    Now that the instantaneous rebound has failed to materialize, they're cutting their way to profitability. Things will only get worse.

  • Inside Looking Out Inside Looking Out on Nov 27, 2023

    VW, where is your wunderwaffe? Tesla will surpass VW by 2030.

  • Bkojote Bkojote on Nov 28, 2023

    Between the mid-late 90's up till around 2010 VW had a cool 'alt' thing going for it- even after the disastrous MK.4 generation, the MKV's still felt like a million bucks and overbuilt. They were popular daddy's money cars with sorority girls and just-hired-at-apple college grads, and basically offered euro car feel at a more pragmatic price point. Hell the GTI was cool across a 6 decade age gap as my first boss drove one as his daily with a 911 in the garage.

    But post 'American Passat' and later Dieselgate, VW's basically got nothing aside from cash on the hood when the credit isn't good enough for a Highlander and the wait list is too long for a Telluride. What's the point of buying a VW if it's going to drive no better than your garden variety Subaru or Hyundai, but still fall victim to gremlins from overly complex electronic systems? Who wants to pay $1k for a new window switch because it requires coding from the ECU on a generic crossover?

    Worse, VW's moonshots have been complete failures. The ID.4 isn't anyone's first choice of EV. Or second. Or third. Electrify America is so bad Tesla's winning the standard war. CARAID has done nothing. The new electronics systems with their hideous touch controls literally screwed up the last thing VW was doing right. The ID Buzz looks cool but is a sub-300 mile range van really what the category is asking for? Scout has potential but watch them blow it all by trying to go in on 'premium' where they'll be eaten alive by Rivian in the $$$ EV category and Toyota everywhere else. And that's before we get to their other brands, which are doing okay I guess but Audi's EV products are obsolete, their ICE products aren't on anyones radar, and even stuff they bought out like Silvercar seem to be money wasted.

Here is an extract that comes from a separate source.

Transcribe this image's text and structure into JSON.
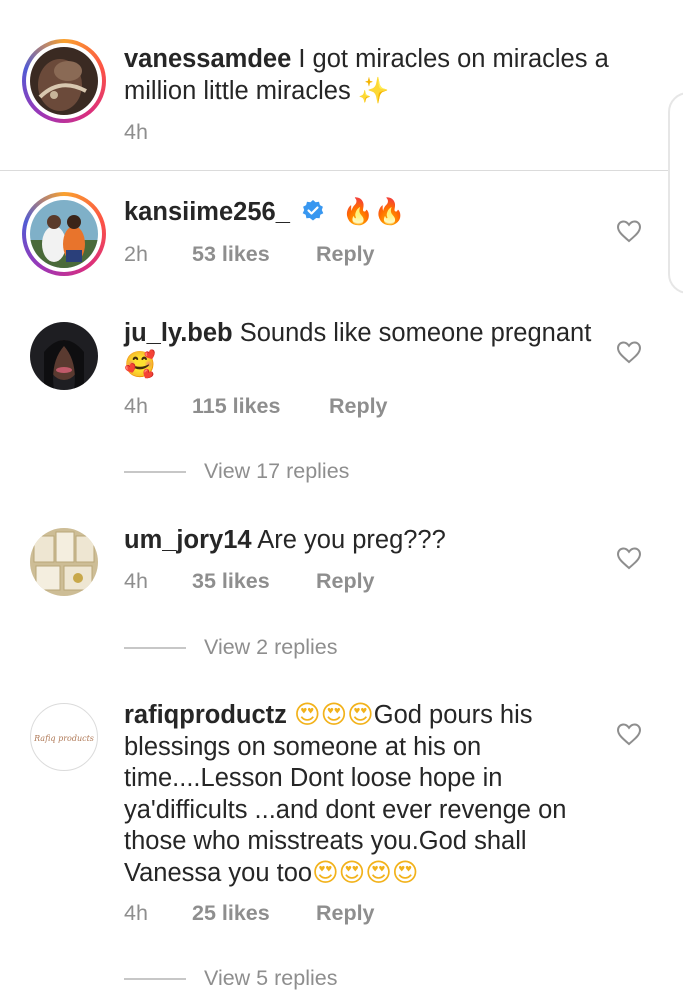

  • Lou_BC Lou_BC on Nov 28, 2023

    VW is notorious for electrical gremlins and they are now going all in on EV's. I'll pass.